- Solicitor approved
- Plain English makes editing easy
- Guidance notes included
- Money back guarantee
About this document
This notice is to be used by the tenant.
It complies with the requirements under section 28 of the Leasehold Reform Act 1967, for a tenant to claim to be entitled to acquire the freehold or to be eligible for an extended lease, as a response to having been served with a certificate by the landlord under the same section of the Act, or under section 57 of the Landlord and Tenant Act 1954
The landlord would serve notice under s28 to certify that the property and premises will be required for relevant development within ten years. He or she would do so under s57 of the LTA to certify that it is requisite that the use or occupation of the whole or a part of the property and premises should be changed.

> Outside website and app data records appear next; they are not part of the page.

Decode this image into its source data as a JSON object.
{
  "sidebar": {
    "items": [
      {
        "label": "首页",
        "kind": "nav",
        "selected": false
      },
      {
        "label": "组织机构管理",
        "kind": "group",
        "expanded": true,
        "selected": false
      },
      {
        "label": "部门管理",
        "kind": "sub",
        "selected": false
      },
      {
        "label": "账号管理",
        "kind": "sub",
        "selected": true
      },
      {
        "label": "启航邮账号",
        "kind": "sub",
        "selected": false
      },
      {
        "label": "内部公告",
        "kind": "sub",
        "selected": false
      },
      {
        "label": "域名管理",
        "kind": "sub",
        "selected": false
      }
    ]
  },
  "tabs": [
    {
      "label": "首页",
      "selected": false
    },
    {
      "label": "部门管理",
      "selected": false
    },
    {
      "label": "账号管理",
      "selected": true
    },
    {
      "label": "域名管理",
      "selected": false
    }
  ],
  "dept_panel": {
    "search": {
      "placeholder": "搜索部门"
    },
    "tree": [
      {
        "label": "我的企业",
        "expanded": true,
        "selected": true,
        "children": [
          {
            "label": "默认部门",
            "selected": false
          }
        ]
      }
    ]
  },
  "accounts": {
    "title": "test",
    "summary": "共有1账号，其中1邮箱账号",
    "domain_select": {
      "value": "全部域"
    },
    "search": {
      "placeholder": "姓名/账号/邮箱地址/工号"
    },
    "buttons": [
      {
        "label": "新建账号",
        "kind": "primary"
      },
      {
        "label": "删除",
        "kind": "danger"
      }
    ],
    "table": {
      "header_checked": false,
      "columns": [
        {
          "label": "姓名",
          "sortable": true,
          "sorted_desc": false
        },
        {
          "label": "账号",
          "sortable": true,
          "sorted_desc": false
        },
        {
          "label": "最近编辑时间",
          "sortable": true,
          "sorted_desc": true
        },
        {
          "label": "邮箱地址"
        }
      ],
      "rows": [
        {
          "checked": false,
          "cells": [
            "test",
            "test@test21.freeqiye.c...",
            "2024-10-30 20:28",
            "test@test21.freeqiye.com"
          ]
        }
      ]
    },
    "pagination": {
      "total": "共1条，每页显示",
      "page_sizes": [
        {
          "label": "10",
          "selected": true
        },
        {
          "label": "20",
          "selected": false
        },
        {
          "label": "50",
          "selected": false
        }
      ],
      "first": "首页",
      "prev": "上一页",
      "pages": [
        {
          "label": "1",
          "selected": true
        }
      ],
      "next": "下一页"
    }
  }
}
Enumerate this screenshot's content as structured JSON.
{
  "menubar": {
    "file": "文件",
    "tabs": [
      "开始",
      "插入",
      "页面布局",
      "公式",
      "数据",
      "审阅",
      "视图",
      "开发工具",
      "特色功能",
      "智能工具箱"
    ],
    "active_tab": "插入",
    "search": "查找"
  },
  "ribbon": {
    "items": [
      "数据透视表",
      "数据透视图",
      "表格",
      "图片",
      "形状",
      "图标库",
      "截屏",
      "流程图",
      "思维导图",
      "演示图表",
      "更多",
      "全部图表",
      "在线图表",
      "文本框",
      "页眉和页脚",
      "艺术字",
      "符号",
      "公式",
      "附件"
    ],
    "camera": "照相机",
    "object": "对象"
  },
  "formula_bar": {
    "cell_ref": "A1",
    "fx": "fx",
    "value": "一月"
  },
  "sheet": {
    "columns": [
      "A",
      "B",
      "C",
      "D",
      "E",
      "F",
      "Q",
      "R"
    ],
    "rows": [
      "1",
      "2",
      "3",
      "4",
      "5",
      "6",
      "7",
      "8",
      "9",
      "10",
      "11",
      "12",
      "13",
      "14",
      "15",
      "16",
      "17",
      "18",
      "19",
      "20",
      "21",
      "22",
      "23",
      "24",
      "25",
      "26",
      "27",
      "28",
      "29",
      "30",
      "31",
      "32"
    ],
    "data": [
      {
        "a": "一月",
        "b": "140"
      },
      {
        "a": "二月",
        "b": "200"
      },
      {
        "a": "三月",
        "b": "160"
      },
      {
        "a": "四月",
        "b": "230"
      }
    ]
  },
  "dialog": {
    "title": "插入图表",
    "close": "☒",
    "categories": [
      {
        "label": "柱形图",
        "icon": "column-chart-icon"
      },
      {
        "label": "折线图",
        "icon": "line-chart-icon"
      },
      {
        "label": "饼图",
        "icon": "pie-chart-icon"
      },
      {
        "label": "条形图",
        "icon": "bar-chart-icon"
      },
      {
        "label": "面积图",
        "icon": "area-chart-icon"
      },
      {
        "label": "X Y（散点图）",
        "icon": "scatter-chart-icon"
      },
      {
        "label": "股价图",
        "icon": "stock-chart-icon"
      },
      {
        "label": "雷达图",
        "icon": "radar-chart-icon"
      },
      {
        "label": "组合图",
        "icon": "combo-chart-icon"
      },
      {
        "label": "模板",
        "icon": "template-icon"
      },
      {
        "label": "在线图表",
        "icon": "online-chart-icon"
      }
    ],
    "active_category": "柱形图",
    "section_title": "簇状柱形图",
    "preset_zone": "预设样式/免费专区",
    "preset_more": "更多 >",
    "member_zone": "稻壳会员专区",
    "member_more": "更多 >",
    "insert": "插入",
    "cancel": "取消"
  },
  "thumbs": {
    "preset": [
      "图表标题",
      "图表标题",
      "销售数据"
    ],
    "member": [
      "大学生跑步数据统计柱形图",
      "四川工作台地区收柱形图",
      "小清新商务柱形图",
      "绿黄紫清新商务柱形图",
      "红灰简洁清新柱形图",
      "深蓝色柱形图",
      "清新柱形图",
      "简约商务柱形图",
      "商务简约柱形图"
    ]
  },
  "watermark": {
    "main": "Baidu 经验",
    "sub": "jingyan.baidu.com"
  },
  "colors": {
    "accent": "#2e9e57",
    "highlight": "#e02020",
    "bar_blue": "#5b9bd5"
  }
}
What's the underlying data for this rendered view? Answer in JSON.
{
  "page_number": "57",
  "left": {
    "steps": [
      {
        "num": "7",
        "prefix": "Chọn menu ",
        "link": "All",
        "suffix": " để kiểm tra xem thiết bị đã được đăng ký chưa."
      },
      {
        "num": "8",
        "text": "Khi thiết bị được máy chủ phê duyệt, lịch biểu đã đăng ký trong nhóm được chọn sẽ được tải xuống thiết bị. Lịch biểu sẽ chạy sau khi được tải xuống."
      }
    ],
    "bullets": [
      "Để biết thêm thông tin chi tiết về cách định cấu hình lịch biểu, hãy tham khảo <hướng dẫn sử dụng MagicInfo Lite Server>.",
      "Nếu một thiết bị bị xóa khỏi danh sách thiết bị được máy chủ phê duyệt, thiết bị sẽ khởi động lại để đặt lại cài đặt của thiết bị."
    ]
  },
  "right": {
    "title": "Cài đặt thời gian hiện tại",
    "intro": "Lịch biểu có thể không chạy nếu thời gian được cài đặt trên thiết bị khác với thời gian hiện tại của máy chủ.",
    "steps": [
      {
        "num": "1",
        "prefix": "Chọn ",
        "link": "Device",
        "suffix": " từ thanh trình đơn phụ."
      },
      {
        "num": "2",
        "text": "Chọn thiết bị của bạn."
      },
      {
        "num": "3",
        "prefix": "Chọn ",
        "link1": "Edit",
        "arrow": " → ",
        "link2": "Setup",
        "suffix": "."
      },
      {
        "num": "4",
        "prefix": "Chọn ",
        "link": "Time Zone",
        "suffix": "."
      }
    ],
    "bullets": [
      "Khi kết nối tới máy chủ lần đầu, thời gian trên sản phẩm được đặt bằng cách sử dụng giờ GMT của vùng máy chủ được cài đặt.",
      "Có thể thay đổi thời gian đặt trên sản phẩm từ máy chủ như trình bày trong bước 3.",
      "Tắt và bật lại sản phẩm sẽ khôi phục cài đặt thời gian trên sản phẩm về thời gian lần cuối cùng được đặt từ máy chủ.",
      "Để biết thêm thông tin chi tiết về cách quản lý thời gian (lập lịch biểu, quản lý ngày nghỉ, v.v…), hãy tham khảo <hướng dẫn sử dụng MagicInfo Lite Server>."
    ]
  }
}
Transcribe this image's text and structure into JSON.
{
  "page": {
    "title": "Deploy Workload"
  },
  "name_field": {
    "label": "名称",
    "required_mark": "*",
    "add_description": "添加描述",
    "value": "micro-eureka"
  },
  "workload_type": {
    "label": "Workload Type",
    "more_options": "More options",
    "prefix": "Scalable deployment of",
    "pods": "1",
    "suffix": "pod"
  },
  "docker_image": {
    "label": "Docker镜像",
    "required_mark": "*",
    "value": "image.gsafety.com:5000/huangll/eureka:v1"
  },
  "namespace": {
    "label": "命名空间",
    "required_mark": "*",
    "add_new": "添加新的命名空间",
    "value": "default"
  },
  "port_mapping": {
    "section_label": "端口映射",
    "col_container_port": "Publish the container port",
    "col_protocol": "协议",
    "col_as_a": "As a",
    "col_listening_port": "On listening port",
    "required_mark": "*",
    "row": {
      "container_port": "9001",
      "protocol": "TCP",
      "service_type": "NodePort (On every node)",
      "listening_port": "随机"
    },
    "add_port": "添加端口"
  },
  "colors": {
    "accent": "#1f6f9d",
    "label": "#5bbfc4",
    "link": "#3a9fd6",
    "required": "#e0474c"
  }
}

In accordance with s28 of the LRA, this notice should be served to the landlord no later than two months after a copy of the certificate has been served on the tenant.
The landlord must then serve a notice in reply in Form 3 set out in the Schedule to the Leasehold Reform (Notices) Regulations 1997 (or in substantially the same form) within two months of service on him of this section 28 notice.
If he or she does not admit the tenant's claim, he or she must state the grounds on which it is not admitted.
If the landlord admits the claim, then that admission is binding on him or her, unless he or she later shows that he or she was misled by misrepresentation or concealment of material facts. It does not conclude any question of the correctness of the particulars of the house and premises as set out in the claim.
We have further information about ending business leases (also applicable for residential tenancies under the LTA) that might be useful to read.
- Name and address of the landlord
- Nature of claim
- Reason for making claim
- Landlord’s obligation
- Explanatory and guidance notes on how to complete the notice
This document was written by a solicitor for Net Lawman. It complies with current English law.
"I have used you in the past and am always impressed!"Diane Bantten (Acquit Debt Recovery)
"Wide array of options to choose from, and the opportunity to email for assistance in deciding. Knowing it was a legal viewpoint, and therefore sound advice."Charlotte Heather
"Easy to use website, good value for money, easy to edit and easy to understand document."John Oxley